(Pocket-lint) - With the trend of late for ever-larger zoom lenses crammed within ever more miniscule camera bodies, Fujifilm’s new S200EXR – which offers a 14.3x optical variety – comes as a something of a shock.

Upgrading the S100fs and ape-ing a digital SLR "proper" in design and control layout – not to mention price – this 12-megapixel bridge model is unapologetically chunky and substantial at an 820g body-only weight.

Hefting this latest super zoom out of the box and holding it firmly in both hands, construction feels rock solid too; the digits of the right comfortably wrapping around the large grip, while the left encircles the prominent zoom barrel with manual focus ring. To zoom in or out you simply twist said barrel, which feels much more satisfying than merely pressing a button with thumb or forefinger.

Though a broad focal range equivalent to 30.5-436mm in 35mm film terms proves ideal for both candid portraits and amateur wildlife photography, plus its Tonka toy-like physical dimensions are what make the biggest initial impression, again with this camera it’s what’s on the inside that counts – as much if not more.

For this is Fujifilm’s third camera (after the pocket-sized F200 and F70) and its first bridge model to feature the company’s innovative Super CCD EXR sensor technology that allows the user to utilise said chip in three different ways. EXR option one is to simply shoot regular 12-megapixel maximum resolution images (as JPEG or RAW files), while the second is to capture images with increased dynamic range. The camera does this by taking two shots in quick succession – one at a high ISO (light sensitivity) setting, the other at a low ISO setting – combining them as a single image.

The third user-selectable EXR option aims for high sensitivity but low noise; achieved by coupling together same colour pixels to achieve larger light gathering pixels.

Additionally there’s an auto EXR setting found on the top plate mode dial that allows for point and shoot operation, the camera itself choosing which of the trio of options best suits subject and conditions. Other shooting modes include the more regular program, shutter priority, aperture priority and manual modes.

Though this all sounds like fun, at times the differences between shots taken in the various EXR modes are very subtle – particularly in daylight conditions – leading us to conclude that, for general-purpose usage, one shouldn’t be swayed to buy this camera for its "EXR" properties alone.

Fortunately, helping the S200EXR to stand further apart from the pack – and make the most of its manufacturer’s analogue heritage – are additional curiosities such a trio of film simulation modes.

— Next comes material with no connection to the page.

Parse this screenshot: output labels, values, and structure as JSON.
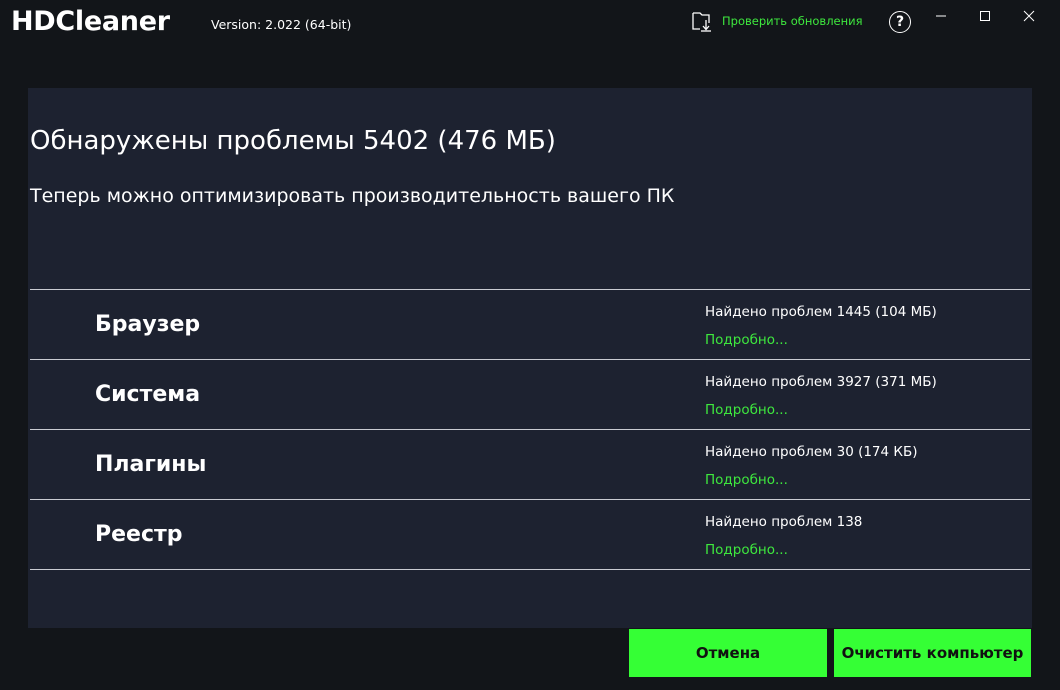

Photographers can aim to match the look of shooting with the naturalistic Provia (the camera’s default setting), the warmer, flattering Velvia, or Astia film, plus more run-of-the-mill black and white or sepia. These options are accessed via the easy to read and intuitive to navigate menu screens, a dedicated button for the selection of which is located at the centre of the four-way control pad on the camera back.

With the camera powering up ready for the first shot in just under 2 seconds, pictures are composed via fixed 2.7-inch LCD or electronic viewfinder (EVF) directly above the larger screen (and in place of the optical alternative). It would have been good to see a higher resolution screen and a tilting one at that for maximum visibility, but what’s provided is adequate.

The camera is commendably fast to determine focus and exposure if left on auto setting, though when shooting handheld at maximum telephoto, even with image stabilisation on board, we found we sometimes needed to take two or three shots to get one that was nicely crisp. Purple fringing can also be a problem when shooting subjects framed against bright skies, though that’ true of most of Fujifilm’s competitors.

Whilst both pop-up flash and hotshoe for supplementary alternative are offered, so is up to ISO 12,800 light sensitivity for those who want to switch off any artificial illumination and go for the natural look.

In practice however noise intrudes noticeably from ISO 800 upwards when left on the camera’s default settings, detail softening at ISO 1600 which is a little disappointing, as is the fact that the S200EXR’s video resolution is a mere standard definition 640 x 480 pixels rather than the latest high-def 1920 x 1080 or 1280 x 720.

More positively the full extent of the zoom can be utilised when recording, focus automatically adjusting – and quickly – as the user moves through the range.


So does the Fujifilm S200EXR offer pretty much all that a DSLR does, whilst saving the need to swap lenses or invest in additional optics? No, but it gets a fair degree of the way there, the combination of Super CCD EXR sensor and bolted-on Fujinon branded lens delivering an impressive degree of sharpness under most conditions.

That said, as we usually find with Fujifilm cameras with the camera left on its default settings, colours can look a tad wishy-washy, particularly on overcast days. Therefore we welcomed the added punch provided by selecting the Velvia film mode, which for us often delivered results closer to those seen by the eye.

So, while results straight out of the camera at times benefit from further tweaks in the image-editing package of your choice, the Fujifilm’s intended audience of photo enthusiasts who’ll want to get hands-on shouldn’t be dissuaded from purchase – even if the suggested retail price still smarts.

Writing by Gavin Stoker.